→ WORK TO BE COMPLETED
Copy out each line of the entries where the word "this" is present.

══════════

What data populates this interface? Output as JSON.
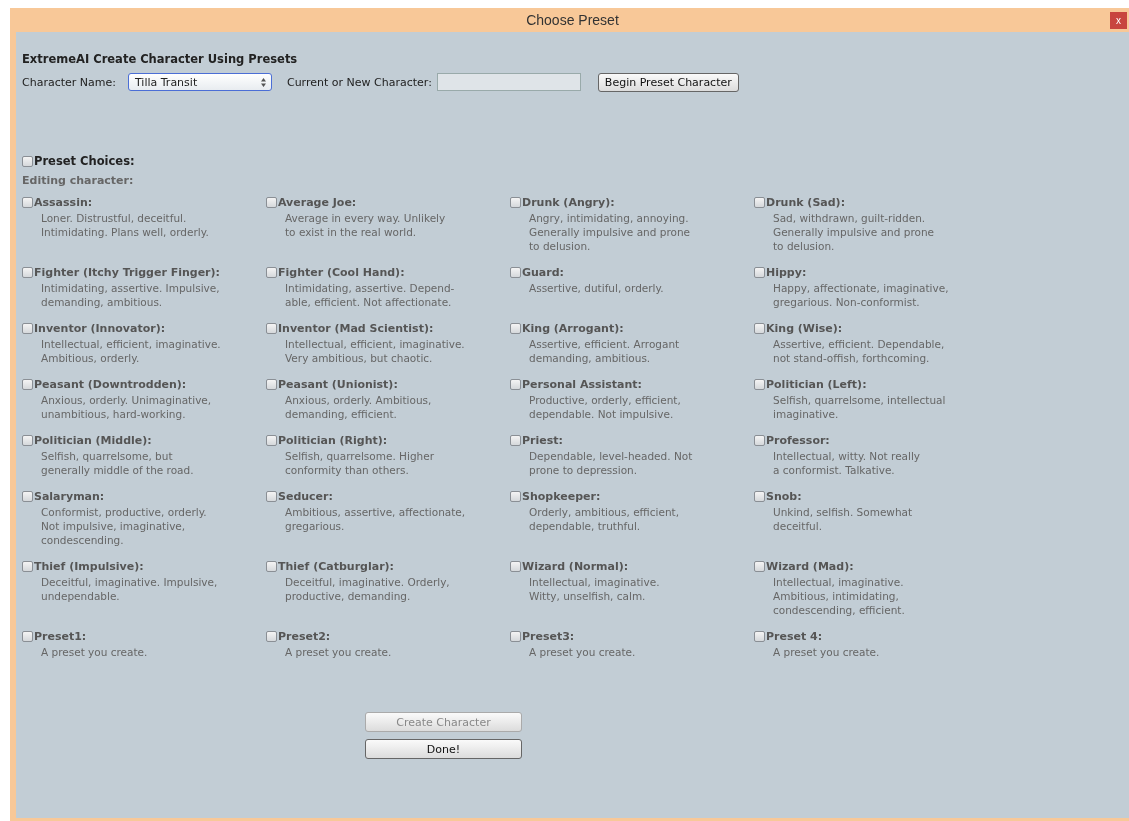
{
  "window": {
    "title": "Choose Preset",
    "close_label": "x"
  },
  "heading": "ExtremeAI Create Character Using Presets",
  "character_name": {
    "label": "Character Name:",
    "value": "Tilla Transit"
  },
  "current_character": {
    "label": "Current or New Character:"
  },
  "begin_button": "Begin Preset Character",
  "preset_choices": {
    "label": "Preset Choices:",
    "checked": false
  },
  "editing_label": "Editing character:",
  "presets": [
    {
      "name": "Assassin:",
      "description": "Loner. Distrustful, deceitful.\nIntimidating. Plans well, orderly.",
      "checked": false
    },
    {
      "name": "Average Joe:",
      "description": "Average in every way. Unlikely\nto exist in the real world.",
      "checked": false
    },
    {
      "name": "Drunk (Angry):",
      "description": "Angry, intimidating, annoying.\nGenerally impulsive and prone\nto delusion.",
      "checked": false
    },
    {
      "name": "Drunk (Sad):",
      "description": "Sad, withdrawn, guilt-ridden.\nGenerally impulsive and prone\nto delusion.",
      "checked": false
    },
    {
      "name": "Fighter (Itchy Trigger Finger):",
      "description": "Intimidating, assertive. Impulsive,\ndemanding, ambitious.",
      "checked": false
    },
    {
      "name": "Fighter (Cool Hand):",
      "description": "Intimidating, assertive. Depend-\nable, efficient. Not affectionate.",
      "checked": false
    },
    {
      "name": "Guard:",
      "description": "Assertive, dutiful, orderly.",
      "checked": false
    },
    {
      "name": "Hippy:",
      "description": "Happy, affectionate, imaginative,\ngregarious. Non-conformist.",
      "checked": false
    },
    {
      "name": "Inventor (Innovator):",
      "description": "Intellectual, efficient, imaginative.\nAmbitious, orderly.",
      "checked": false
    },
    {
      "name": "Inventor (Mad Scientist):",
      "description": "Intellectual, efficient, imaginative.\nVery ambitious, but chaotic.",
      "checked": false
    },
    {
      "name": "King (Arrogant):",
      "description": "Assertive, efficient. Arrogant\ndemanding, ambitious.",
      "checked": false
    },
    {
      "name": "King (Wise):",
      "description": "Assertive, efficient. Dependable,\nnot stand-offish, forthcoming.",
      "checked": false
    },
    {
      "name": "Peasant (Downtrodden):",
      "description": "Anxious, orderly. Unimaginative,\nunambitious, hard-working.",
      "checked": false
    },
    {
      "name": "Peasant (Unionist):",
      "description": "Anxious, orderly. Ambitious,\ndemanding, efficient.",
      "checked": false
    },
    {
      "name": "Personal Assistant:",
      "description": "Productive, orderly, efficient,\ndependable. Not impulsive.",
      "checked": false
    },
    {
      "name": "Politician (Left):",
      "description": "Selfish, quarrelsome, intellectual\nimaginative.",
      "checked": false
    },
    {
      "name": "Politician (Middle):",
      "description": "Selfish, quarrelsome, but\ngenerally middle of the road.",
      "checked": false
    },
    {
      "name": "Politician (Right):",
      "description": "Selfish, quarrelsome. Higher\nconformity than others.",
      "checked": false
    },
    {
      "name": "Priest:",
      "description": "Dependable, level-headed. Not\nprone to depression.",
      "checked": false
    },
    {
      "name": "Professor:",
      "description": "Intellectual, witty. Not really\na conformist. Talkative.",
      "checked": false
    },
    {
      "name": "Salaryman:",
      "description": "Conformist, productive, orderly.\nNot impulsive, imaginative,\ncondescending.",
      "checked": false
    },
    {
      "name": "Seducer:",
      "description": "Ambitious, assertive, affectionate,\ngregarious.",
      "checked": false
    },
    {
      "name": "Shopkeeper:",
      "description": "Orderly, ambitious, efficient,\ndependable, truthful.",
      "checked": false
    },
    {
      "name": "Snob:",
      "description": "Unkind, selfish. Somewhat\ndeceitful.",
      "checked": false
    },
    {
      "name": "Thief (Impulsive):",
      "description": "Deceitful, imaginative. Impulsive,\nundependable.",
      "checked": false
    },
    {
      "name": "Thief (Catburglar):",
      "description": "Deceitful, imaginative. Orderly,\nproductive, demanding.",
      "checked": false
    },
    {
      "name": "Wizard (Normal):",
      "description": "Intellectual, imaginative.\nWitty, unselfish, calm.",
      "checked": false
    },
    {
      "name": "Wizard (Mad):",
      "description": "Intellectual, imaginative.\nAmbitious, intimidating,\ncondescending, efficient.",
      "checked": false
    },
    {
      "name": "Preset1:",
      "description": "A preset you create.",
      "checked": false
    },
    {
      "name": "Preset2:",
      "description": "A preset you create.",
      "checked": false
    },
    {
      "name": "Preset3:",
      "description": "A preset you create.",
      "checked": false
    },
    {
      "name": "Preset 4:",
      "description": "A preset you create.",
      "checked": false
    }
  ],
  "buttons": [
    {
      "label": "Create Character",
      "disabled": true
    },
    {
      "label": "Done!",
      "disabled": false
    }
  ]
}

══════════

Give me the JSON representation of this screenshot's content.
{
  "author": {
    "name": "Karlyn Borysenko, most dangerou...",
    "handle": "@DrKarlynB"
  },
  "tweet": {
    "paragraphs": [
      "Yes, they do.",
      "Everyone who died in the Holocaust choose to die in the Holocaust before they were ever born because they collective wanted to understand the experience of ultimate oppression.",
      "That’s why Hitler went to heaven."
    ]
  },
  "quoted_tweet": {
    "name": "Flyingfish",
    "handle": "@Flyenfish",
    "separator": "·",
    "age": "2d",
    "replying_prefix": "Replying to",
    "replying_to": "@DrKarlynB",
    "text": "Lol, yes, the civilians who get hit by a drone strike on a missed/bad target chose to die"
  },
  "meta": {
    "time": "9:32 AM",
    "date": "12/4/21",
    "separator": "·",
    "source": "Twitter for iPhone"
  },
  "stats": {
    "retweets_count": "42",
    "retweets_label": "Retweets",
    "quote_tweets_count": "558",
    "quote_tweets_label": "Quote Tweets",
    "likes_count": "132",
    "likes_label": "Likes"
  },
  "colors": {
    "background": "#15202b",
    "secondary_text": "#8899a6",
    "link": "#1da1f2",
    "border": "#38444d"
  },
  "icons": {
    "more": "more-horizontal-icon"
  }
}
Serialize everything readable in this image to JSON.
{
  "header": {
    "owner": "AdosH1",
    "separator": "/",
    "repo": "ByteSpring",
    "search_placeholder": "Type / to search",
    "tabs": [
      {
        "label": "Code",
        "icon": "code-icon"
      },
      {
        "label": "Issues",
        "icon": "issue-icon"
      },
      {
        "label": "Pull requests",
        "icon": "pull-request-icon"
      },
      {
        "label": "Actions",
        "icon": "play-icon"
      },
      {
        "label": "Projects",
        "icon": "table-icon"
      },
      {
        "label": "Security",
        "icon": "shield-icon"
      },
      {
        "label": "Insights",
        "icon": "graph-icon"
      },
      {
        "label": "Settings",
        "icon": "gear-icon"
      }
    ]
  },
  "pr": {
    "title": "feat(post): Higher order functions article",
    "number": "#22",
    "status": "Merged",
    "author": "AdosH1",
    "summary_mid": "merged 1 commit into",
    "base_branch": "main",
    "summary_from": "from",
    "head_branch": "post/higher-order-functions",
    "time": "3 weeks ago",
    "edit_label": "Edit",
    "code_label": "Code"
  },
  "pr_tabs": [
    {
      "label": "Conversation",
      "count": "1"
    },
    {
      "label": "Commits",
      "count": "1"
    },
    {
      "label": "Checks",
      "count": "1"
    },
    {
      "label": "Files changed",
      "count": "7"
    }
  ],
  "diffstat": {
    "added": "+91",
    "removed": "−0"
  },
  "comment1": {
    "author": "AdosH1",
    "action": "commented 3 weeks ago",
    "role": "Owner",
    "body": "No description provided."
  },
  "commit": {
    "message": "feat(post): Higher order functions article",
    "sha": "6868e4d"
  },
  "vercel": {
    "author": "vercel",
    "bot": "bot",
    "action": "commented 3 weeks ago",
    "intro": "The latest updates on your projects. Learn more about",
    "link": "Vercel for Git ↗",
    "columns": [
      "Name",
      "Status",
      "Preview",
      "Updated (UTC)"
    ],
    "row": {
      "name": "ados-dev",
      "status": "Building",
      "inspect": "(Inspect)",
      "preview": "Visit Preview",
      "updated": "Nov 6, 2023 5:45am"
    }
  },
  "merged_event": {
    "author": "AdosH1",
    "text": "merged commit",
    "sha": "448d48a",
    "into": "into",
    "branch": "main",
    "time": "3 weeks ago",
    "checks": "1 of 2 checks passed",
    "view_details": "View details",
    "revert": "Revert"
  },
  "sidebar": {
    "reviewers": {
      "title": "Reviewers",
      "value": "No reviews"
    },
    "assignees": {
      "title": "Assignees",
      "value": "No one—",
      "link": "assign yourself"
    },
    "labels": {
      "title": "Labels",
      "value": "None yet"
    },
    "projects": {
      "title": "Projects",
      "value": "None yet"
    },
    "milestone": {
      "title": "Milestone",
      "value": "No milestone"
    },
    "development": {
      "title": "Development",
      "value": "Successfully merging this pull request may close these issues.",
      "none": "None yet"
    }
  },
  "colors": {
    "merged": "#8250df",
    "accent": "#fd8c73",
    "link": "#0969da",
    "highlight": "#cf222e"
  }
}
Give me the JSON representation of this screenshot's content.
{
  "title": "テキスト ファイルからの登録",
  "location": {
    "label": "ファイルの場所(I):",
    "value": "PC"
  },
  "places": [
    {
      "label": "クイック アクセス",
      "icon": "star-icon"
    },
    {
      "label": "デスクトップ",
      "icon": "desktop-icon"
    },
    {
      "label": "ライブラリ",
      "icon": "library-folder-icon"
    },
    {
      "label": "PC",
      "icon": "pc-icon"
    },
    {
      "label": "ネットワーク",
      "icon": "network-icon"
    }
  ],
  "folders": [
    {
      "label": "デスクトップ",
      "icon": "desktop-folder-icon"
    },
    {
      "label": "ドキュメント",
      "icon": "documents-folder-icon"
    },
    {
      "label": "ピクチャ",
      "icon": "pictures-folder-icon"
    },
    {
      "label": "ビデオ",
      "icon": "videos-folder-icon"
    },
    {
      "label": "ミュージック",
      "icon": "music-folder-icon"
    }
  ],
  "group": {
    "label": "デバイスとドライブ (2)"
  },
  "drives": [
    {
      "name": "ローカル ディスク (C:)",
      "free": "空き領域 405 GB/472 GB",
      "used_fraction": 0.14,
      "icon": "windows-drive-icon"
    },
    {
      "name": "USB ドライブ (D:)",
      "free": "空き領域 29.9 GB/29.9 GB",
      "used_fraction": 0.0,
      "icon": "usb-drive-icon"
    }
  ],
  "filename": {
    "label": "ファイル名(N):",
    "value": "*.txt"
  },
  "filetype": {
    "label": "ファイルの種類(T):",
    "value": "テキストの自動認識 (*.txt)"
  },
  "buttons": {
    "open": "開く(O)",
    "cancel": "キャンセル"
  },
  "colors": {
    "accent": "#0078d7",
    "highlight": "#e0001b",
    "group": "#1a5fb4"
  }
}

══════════

→ EXERCISE SOLUTION
What data populates this interface? Output as JSON.
Give me the JSON representation of this screenshot's content.
Serialize everything readable in this image to JSON.
      "value": "Successfully merging this pull request may close these issues.",
Give me the JSON representation of this screenshot's content.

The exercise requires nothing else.